TASK BRIEF: Copy out each line of the data holding "Múltiples".

SOURCE INFORMATION:
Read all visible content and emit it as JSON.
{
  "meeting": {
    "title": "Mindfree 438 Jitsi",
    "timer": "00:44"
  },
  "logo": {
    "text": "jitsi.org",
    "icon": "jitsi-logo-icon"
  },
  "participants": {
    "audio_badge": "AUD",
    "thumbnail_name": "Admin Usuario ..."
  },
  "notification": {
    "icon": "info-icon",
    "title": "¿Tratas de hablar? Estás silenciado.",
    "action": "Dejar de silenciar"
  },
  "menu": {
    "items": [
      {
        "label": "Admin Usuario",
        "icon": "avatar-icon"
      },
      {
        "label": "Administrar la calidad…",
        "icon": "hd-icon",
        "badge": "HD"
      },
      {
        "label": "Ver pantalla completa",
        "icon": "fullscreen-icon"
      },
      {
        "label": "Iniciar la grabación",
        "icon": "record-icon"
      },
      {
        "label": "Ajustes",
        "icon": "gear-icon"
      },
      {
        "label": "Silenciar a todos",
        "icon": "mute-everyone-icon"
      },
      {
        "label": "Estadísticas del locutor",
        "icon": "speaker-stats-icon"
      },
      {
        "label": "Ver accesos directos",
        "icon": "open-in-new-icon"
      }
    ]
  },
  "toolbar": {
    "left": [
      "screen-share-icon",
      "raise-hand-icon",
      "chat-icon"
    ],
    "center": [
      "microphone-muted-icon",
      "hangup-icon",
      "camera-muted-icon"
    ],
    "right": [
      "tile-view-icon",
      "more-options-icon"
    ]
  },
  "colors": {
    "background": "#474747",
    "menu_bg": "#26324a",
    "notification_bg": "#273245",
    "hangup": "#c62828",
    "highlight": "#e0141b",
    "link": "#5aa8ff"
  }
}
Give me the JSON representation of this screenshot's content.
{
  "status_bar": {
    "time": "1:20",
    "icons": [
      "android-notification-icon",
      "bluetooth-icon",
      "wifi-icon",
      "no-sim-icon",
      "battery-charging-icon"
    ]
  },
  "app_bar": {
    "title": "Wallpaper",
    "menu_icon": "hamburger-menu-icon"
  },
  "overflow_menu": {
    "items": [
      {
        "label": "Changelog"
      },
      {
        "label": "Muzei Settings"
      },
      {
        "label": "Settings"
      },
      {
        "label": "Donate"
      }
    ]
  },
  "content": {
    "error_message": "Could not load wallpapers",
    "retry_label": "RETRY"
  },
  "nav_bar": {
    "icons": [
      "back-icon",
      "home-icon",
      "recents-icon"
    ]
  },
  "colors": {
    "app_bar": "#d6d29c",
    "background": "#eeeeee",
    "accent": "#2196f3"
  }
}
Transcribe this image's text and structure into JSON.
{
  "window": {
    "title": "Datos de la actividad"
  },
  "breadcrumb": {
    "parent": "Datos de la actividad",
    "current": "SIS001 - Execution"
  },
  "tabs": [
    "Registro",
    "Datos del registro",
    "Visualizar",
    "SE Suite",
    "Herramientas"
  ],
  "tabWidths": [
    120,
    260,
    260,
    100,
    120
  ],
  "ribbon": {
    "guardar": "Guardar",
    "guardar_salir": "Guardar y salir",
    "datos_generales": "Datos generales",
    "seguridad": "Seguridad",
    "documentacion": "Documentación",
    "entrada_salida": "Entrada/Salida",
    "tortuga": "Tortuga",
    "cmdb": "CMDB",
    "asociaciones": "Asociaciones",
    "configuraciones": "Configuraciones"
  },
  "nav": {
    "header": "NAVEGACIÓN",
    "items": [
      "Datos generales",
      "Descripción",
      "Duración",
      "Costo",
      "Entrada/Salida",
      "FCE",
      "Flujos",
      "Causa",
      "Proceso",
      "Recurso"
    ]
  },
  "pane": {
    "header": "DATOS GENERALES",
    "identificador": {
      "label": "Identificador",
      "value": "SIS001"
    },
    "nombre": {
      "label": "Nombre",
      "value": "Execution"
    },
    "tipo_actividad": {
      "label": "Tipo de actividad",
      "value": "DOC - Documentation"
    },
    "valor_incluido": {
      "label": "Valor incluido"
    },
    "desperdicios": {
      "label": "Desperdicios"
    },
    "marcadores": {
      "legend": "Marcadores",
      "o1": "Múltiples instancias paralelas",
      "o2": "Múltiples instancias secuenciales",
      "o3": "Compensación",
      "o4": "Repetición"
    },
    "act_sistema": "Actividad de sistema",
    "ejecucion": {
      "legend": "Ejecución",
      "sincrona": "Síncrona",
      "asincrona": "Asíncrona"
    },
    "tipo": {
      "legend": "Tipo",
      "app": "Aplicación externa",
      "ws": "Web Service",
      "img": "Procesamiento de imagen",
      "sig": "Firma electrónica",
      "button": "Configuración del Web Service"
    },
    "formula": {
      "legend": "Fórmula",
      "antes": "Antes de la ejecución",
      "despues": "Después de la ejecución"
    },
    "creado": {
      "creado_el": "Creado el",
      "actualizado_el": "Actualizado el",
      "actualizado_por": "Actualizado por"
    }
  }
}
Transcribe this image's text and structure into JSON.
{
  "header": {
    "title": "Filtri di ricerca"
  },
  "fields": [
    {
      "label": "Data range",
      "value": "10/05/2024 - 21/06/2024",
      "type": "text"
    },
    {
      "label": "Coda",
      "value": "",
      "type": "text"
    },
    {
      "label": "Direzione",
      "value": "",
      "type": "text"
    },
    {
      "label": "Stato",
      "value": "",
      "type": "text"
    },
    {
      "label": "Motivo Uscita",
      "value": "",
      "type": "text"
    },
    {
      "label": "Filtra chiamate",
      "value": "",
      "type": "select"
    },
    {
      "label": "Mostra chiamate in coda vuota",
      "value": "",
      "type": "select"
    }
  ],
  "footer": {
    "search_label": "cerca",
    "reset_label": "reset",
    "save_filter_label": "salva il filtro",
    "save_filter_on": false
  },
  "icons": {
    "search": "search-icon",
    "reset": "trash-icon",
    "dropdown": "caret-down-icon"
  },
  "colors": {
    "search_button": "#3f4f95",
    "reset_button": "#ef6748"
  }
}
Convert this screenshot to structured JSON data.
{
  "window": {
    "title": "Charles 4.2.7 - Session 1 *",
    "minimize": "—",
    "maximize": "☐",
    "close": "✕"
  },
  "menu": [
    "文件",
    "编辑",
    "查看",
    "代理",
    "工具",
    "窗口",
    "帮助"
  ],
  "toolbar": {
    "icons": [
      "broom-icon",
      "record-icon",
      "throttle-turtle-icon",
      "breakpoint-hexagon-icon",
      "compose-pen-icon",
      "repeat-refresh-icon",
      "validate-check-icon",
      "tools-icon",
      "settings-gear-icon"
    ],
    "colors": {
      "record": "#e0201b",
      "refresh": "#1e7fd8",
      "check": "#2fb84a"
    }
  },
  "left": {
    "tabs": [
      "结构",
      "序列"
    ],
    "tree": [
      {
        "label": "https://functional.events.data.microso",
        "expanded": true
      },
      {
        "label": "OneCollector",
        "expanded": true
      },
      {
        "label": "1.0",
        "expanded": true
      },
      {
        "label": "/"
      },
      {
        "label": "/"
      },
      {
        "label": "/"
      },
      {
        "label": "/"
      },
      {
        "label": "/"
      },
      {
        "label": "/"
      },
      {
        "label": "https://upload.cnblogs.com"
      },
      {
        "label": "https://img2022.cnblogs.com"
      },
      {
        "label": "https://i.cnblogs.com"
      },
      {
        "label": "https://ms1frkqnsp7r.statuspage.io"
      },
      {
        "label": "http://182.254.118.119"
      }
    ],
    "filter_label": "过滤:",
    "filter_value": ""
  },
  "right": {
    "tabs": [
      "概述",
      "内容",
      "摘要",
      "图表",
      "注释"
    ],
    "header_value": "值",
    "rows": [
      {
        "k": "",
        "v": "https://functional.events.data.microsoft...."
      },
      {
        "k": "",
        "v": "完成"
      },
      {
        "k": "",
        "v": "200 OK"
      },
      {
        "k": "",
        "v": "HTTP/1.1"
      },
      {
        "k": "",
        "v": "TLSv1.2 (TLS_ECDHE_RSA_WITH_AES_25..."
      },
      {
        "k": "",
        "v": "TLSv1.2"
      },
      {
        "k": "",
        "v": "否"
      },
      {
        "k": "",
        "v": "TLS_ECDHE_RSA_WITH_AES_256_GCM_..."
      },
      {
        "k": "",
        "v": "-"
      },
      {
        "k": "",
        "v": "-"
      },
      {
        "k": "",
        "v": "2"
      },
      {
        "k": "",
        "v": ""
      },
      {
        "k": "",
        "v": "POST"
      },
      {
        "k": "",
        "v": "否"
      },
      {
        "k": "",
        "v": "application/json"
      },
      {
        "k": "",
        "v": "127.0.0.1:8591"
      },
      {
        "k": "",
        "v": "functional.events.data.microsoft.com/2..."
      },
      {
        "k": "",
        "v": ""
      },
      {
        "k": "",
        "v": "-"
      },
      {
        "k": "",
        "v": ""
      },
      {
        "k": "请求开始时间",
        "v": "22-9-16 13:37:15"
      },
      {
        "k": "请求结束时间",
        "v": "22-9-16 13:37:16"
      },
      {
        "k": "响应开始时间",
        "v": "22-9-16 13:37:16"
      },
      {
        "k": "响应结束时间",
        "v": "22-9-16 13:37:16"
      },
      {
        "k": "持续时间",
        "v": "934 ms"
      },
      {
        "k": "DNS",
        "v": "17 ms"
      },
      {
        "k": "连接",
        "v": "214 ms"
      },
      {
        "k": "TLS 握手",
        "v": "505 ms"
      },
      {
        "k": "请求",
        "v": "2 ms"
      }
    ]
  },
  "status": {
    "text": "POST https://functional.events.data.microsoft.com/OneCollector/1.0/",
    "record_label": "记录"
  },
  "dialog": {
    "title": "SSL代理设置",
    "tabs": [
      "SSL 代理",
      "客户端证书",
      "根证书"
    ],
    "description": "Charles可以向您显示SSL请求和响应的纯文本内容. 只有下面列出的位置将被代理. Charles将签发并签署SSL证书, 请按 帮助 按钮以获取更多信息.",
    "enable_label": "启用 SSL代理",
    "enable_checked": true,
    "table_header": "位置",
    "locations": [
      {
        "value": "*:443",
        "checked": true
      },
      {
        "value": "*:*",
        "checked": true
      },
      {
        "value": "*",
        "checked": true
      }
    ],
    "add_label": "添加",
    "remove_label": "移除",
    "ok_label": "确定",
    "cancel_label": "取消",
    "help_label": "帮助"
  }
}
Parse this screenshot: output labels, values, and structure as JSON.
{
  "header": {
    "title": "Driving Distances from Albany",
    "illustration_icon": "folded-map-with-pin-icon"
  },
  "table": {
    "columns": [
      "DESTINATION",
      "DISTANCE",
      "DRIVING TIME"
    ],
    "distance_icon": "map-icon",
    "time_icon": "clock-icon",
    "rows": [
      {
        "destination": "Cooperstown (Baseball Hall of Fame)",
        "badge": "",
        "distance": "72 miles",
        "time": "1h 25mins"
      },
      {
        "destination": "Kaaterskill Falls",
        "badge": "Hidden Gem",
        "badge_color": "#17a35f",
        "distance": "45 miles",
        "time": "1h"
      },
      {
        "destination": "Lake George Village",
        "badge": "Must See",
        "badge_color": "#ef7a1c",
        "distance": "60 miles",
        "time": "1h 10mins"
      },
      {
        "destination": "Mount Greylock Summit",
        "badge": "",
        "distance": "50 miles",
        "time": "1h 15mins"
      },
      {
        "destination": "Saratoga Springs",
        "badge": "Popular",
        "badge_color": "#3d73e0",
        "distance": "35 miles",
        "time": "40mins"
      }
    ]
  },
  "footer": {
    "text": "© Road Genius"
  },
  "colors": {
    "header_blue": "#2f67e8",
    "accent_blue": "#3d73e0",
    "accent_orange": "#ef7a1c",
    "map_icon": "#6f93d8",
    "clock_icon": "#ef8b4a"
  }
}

OUTPUT FOR THIS TASK:
      "o1": "Múltiples instancias paralelas",
      "o2": "Múltiples instancias secuenciales",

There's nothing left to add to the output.